[Dataset rows describing interfaces]
•••••
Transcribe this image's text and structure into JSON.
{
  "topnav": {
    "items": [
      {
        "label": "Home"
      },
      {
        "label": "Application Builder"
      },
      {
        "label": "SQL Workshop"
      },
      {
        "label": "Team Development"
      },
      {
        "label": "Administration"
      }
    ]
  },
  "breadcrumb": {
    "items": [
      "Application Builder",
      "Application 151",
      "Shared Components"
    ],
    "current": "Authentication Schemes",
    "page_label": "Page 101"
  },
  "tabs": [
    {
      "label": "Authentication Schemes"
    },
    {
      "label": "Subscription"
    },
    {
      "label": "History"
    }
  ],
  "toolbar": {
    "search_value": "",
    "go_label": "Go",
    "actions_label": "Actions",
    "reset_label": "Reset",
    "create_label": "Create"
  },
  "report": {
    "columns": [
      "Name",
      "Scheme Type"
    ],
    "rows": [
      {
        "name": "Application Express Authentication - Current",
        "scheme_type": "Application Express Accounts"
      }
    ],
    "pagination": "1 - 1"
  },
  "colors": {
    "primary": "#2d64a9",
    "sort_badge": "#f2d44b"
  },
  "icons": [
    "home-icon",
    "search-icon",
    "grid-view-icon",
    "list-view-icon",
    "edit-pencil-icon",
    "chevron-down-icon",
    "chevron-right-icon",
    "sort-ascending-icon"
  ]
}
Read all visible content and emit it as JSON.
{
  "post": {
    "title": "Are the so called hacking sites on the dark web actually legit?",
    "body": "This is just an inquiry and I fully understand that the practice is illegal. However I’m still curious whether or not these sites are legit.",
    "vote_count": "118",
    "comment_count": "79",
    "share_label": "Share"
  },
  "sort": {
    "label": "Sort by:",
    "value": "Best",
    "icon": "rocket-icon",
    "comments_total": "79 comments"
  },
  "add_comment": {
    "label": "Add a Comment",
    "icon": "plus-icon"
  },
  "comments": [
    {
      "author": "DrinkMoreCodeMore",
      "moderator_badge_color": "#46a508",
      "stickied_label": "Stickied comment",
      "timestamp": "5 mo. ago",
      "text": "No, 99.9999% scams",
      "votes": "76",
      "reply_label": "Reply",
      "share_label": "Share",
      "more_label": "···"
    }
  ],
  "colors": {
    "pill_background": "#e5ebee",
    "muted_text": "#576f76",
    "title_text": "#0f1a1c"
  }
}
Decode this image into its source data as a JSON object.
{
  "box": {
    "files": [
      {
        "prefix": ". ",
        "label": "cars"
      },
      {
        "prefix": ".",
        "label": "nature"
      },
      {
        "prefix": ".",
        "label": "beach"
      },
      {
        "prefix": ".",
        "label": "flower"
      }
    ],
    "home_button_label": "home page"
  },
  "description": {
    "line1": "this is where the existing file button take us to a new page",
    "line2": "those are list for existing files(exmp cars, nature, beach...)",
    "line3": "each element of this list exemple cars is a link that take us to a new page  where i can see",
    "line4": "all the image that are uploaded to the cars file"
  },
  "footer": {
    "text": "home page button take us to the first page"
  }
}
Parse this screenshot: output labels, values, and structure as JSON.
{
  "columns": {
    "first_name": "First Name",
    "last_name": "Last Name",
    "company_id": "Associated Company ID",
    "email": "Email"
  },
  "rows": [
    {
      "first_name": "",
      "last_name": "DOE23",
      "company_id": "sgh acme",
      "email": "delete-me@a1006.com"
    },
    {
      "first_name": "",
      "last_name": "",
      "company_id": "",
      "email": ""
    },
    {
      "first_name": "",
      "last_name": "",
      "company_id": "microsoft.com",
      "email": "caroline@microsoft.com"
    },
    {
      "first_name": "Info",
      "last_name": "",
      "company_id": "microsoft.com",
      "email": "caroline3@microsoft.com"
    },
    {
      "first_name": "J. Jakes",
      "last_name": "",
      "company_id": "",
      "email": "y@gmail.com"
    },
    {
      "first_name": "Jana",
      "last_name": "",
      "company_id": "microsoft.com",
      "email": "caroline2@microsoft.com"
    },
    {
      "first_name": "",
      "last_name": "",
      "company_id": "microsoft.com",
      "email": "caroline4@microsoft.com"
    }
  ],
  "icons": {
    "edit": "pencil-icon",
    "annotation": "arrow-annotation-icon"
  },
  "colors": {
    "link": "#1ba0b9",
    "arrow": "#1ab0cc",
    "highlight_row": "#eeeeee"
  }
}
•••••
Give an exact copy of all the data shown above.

Transcribe this image's text and structure into JSON.
{
  "topnav": {
    "items": [
      {
        "label": "Home"
      },
      {
        "label": "Application Builder"
      },
      {
        "label": "SQL Workshop"
      },
      {
        "label": "Team Development"
      },
      {
        "label": "Administration"
      }
    ]
  },
  "breadcrumb": {
    "items": [
      "Application Builder",
      "Application 151",
      "Shared Components"
    ],
    "current": "Authentication Schemes",
    "page_label": "Page 101"
  },
  "tabs": [
    {
      "label": "Authentication Schemes"
    },
    {
      "label": "Subscription"
    },
    {
      "label": "History"
    }
  ],
  "toolbar": {
    "search_value": "",
    "go_label": "Go",
    "actions_label": "Actions",
    "reset_label": "Reset",
    "create_label": "Create"
  },
  "report": {
    "columns": [
      "Name",
      "Scheme Type"
    ],
    "rows": [
      {
        "name": "Application Express Authentication - Current",
        "scheme_type": "Application Express Accounts"
      }
    ],
    "pagination": "1 - 1"
  },
  "colors": {
    "primary": "#2d64a9",
    "sort_badge": "#f2d44b"
  },
  "icons": [
    "home-icon",
    "search-icon",
    "grid-view-icon",
    "list-view-icon",
    "edit-pencil-icon",
    "chevron-down-icon",
    "chevron-right-icon",
    "sort-ascending-icon"
  ]
}
Read all visible content and emit it as JSON.
{
  "post": {
    "title": "Are the so called hacking sites on the dark web actually legit?",
    "body": "This is just an inquiry and I fully understand that the practice is illegal. However I’m still curious whether or not these sites are legit.",
    "vote_count": "118",
    "comment_count": "79",
    "share_label": "Share"
  },
  "sort": {
    "label": "Sort by:",
    "value": "Best",
    "icon": "rocket-icon",
    "comments_total": "79 comments"
  },
  "add_comment": {
    "label": "Add a Comment",
    "icon": "plus-icon"
  },
  "comments": [
    {
      "author": "DrinkMoreCodeMore",
      "moderator_badge_color": "#46a508",
      "stickied_label": "Stickied comment",
      "timestamp": "5 mo. ago",
      "text": "No, 99.9999% scams",
      "votes": "76",
      "reply_label": "Reply",
      "share_label": "Share",
      "more_label": "···"
    }
  ],
  "colors": {
    "pill_background": "#e5ebee",
    "muted_text": "#576f76",
    "title_text": "#0f1a1c"
  }
}
Decode this image into its source data as a JSON object.
{
  "box": {
    "files": [
      {
        "prefix": ". ",
        "label": "cars"
      },
      {
        "prefix": ".",
        "label": "nature"
      },
      {
        "prefix": ".",
        "label": "beach"
      },
      {
        "prefix": ".",
        "label": "flower"
      }
    ],
    "home_button_label": "home page"
  },
  "description": {
    "line1": "this is where the existing file button take us to a new page",
    "line2": "those are list for existing files(exmp cars, nature, beach...)",
    "line3": "each element of this list exemple cars is a link that take us to a new page  where i can see",
    "line4": "all the image that are uploaded to the cars file"
  },
  "footer": {
    "text": "home page button take us to the first page"
  }
}
Parse this screenshot: output labels, values, and structure as JSON.
{
  "columns": {
    "first_name": "First Name",
    "last_name": "Last Name",
    "company_id": "Associated Company ID",
    "email": "Email"
  },
  "rows": [
    {
      "first_name": "",
      "last_name": "DOE23",
      "company_id": "sgh acme",
      "email": "delete-me@a1006.com"
    },
    {
      "first_name": "",
      "last_name": "",
      "company_id": "",
      "email": ""
    },
    {
      "first_name": "",
      "last_name": "",
      "company_id": "microsoft.com",
      "email": "caroline@microsoft.com"
    },
    {
      "first_name": "Info",
      "last_name": "",
      "company_id": "microsoft.com",
      "email": "caroline3@microsoft.com"
    },
    {
      "first_name": "J. Jakes",
      "last_name": "",
      "company_id": "",
      "email": "y@gmail.com"
    },
    {
      "first_name": "Jana",
      "last_name": "",
      "company_id": "microsoft.com",
      "email": "caroline2@microsoft.com"
    },
    {
      "first_name": "",
      "last_name": "",
      "company_id": "microsoft.com",
      "email": "caroline4@microsoft.com"
    }
  ],
  "icons": {
    "edit": "pencil-icon",
    "annotation": "arrow-annotation-icon"
  },
  "colors": {
    "link": "#1ba0b9",
    "arrow": "#1ab0cc",
    "highlight_row": "#eeeeee"
  }
}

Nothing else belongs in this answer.